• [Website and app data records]
============

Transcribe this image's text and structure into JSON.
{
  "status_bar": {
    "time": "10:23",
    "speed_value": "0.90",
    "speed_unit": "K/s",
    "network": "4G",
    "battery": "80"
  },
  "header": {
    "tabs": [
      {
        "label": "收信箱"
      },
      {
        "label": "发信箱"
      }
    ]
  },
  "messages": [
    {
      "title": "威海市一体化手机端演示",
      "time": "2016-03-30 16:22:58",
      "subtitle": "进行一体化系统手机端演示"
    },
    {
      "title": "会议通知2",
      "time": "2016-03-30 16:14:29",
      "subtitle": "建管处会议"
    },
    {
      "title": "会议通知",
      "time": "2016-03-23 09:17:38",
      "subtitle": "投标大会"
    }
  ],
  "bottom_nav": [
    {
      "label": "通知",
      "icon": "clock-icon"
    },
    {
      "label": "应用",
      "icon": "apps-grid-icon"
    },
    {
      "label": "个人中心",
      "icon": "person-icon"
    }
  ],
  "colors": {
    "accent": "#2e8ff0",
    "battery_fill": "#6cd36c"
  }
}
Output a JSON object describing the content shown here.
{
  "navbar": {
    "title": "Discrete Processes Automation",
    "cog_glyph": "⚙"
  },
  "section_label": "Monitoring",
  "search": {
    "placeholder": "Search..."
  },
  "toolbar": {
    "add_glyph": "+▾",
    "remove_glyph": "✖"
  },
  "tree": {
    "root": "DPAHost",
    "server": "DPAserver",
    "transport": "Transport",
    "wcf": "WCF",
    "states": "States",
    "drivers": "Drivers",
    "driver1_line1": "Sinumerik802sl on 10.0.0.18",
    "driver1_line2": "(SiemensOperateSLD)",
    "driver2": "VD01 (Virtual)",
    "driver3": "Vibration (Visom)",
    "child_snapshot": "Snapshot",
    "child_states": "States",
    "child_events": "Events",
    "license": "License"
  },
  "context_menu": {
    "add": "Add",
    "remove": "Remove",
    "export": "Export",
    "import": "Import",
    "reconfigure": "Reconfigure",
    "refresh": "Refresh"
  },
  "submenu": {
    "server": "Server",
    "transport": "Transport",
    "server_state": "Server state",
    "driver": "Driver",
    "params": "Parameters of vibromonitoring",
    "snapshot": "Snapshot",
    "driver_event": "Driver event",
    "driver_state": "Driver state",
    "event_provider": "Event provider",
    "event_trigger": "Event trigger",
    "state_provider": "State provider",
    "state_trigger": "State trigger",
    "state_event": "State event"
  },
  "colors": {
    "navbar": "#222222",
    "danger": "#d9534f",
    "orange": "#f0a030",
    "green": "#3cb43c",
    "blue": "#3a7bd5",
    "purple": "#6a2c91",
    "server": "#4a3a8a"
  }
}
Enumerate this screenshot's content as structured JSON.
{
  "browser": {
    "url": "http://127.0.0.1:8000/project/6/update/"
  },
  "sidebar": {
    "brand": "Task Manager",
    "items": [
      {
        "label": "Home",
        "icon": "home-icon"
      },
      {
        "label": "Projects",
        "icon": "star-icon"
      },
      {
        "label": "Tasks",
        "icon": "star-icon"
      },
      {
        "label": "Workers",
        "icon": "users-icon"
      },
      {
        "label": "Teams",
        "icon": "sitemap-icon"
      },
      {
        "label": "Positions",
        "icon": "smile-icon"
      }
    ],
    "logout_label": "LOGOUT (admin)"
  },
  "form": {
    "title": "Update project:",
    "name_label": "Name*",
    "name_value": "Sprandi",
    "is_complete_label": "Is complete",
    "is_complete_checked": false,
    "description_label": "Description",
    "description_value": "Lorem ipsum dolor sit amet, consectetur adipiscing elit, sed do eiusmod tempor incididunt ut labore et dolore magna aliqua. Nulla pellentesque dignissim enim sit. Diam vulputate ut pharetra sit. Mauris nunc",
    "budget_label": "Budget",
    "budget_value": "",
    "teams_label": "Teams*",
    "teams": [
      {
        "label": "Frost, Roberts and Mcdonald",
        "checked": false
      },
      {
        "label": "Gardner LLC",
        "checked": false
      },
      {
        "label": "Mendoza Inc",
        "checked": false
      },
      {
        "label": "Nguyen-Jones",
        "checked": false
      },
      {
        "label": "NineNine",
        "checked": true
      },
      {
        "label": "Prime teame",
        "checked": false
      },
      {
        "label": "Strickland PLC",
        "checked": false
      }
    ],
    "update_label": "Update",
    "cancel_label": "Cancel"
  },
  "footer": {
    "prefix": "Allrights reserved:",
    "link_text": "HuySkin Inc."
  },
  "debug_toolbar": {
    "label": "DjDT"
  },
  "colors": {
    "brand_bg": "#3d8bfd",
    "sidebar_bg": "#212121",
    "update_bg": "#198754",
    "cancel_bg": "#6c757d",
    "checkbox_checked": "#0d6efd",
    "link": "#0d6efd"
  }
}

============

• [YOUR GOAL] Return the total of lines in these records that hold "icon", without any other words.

• [RESPONSE BELOW] 9